Your goal -
Search the listing below for the word "tiny" and copy each line that holds it.

Supplied records -

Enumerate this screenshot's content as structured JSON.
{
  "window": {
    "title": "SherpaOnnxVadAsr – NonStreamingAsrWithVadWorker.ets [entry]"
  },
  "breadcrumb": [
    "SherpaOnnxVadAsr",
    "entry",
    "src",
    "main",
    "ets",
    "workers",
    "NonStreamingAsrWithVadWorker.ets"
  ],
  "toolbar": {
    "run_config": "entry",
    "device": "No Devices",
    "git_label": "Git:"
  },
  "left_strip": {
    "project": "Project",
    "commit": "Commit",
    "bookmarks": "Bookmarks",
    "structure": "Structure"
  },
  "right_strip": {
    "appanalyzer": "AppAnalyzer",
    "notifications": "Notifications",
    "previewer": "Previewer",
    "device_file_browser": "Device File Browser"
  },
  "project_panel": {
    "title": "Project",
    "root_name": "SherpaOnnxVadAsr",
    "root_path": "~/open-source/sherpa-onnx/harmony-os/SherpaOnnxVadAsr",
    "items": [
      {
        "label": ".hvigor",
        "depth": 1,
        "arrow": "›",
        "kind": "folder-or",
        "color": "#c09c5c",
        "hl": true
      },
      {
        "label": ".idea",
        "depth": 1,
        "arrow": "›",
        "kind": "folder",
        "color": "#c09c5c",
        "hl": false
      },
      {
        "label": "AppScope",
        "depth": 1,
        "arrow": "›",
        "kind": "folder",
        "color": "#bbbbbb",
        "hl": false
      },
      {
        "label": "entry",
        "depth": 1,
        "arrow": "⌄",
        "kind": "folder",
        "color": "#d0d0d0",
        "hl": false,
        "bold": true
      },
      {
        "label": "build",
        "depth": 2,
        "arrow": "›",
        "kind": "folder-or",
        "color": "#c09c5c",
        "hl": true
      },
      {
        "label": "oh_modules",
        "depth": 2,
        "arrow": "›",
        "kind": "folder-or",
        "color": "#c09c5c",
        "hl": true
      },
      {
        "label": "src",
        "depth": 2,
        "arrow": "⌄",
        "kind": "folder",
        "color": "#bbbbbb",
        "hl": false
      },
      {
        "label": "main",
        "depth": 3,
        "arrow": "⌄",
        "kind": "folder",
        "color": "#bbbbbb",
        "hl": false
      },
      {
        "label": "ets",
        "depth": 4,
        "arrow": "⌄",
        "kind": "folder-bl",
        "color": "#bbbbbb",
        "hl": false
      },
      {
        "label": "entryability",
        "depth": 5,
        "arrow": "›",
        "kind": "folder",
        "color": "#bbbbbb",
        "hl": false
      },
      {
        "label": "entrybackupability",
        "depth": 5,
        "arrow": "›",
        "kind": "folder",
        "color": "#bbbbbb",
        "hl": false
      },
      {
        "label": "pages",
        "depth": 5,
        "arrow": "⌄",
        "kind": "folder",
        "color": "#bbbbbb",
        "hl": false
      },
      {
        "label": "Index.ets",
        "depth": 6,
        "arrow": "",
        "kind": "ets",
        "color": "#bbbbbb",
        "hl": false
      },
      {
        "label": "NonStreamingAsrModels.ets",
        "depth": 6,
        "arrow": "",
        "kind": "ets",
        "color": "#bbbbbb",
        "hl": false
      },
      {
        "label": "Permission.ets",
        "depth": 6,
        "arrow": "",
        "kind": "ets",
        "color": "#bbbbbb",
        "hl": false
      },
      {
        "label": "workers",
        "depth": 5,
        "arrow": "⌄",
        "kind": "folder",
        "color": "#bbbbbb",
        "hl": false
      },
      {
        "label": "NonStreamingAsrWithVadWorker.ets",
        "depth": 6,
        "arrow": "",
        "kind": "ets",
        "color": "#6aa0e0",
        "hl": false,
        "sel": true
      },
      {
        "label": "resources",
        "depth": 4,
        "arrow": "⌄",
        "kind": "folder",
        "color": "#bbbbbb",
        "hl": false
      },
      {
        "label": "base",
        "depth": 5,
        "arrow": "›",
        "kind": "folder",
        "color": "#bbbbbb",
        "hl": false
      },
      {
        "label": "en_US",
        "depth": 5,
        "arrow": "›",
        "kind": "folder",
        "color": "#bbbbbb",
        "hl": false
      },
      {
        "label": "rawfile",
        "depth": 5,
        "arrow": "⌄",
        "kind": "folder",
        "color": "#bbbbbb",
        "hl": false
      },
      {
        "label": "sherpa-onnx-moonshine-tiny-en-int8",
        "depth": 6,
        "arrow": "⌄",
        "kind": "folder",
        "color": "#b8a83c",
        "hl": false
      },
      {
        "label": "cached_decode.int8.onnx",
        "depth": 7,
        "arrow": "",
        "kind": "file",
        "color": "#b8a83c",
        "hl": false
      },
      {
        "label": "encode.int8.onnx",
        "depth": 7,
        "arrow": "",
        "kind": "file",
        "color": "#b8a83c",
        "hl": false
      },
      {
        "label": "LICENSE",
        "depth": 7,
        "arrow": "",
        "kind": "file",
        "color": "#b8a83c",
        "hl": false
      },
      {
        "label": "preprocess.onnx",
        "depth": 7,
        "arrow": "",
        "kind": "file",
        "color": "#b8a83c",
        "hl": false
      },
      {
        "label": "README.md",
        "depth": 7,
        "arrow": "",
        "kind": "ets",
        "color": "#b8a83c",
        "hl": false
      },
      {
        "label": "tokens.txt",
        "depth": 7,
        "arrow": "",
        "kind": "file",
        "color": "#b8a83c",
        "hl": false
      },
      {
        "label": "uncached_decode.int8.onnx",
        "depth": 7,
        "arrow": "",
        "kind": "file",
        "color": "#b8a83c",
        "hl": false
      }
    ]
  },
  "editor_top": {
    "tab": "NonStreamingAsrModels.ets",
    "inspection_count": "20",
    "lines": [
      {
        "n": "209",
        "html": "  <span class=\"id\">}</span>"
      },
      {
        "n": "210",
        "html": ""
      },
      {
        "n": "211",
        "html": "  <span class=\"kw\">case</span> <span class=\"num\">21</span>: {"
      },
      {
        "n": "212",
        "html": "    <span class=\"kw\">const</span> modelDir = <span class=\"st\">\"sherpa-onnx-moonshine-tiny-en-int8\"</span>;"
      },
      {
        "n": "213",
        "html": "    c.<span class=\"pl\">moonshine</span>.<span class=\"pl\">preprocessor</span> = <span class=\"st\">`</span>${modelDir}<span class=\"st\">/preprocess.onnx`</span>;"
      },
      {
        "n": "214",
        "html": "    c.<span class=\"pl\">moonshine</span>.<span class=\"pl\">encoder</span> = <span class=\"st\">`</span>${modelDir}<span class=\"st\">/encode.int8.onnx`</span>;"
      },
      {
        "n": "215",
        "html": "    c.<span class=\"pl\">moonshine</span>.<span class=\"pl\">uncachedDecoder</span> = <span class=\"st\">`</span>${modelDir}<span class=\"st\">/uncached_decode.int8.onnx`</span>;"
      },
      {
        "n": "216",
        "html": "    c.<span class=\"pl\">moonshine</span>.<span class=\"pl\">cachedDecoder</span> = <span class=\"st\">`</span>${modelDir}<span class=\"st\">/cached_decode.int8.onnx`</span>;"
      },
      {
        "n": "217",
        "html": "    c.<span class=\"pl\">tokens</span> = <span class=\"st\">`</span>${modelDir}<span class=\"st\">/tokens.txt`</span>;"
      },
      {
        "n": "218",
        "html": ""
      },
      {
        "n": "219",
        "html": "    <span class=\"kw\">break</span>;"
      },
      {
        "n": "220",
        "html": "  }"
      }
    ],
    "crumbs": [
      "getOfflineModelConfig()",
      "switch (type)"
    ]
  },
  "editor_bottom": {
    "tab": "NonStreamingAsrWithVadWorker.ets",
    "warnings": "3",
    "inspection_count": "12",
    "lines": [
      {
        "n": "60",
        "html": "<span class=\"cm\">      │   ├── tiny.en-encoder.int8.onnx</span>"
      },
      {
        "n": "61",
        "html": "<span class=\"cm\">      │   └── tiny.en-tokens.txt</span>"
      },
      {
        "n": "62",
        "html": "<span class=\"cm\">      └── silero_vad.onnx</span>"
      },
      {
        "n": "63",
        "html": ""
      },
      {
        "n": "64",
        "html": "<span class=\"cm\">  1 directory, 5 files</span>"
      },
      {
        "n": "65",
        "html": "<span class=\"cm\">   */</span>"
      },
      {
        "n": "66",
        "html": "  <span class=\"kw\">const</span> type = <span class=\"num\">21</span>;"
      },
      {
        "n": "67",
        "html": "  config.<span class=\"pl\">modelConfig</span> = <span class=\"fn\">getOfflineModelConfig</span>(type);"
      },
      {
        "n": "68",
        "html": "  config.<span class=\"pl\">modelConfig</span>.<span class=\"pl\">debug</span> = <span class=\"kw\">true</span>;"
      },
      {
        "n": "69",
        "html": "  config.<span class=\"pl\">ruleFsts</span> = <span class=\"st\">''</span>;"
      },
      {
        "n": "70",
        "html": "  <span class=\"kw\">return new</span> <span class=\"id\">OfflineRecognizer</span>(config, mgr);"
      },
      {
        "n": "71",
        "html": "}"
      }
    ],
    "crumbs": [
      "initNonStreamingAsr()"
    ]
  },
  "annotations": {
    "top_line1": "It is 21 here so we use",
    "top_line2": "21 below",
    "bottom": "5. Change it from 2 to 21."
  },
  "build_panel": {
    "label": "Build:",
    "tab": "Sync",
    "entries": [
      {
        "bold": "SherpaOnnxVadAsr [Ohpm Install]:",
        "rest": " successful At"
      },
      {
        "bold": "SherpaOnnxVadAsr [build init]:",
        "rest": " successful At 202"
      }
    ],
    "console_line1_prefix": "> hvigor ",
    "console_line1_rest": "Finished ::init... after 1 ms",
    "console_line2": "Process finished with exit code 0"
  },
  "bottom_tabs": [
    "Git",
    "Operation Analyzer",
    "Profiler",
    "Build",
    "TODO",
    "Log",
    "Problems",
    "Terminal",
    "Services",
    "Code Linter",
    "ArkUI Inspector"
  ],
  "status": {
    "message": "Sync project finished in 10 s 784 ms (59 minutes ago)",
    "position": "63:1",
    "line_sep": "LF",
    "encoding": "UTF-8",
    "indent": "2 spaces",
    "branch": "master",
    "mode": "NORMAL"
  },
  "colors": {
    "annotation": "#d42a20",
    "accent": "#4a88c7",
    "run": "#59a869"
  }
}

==

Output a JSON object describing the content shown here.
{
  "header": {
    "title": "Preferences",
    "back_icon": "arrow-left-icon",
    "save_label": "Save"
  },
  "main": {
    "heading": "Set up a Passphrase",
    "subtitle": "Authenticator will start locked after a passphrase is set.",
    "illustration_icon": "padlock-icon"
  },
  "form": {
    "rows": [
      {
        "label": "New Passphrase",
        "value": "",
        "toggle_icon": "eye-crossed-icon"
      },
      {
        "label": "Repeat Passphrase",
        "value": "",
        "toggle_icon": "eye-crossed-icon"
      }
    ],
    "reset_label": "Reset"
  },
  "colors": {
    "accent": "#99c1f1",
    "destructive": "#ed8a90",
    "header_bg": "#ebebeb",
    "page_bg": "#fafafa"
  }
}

Written solution -
        "label": "sherpa-onnx-moonshine-tiny-en-int8",
        "html": "    <span class=\"kw\">const</span> modelDir = <span class=\"st\">\"sherpa-onnx-moonshine-tiny-en-int8\"</span>;"
        "html": "<span class=\"cm\">      │   ├── tiny.en-encoder.int8.onnx</span>"
        "html": "<span class=\"cm\">      │   └── tiny.en-tokens.txt</span>"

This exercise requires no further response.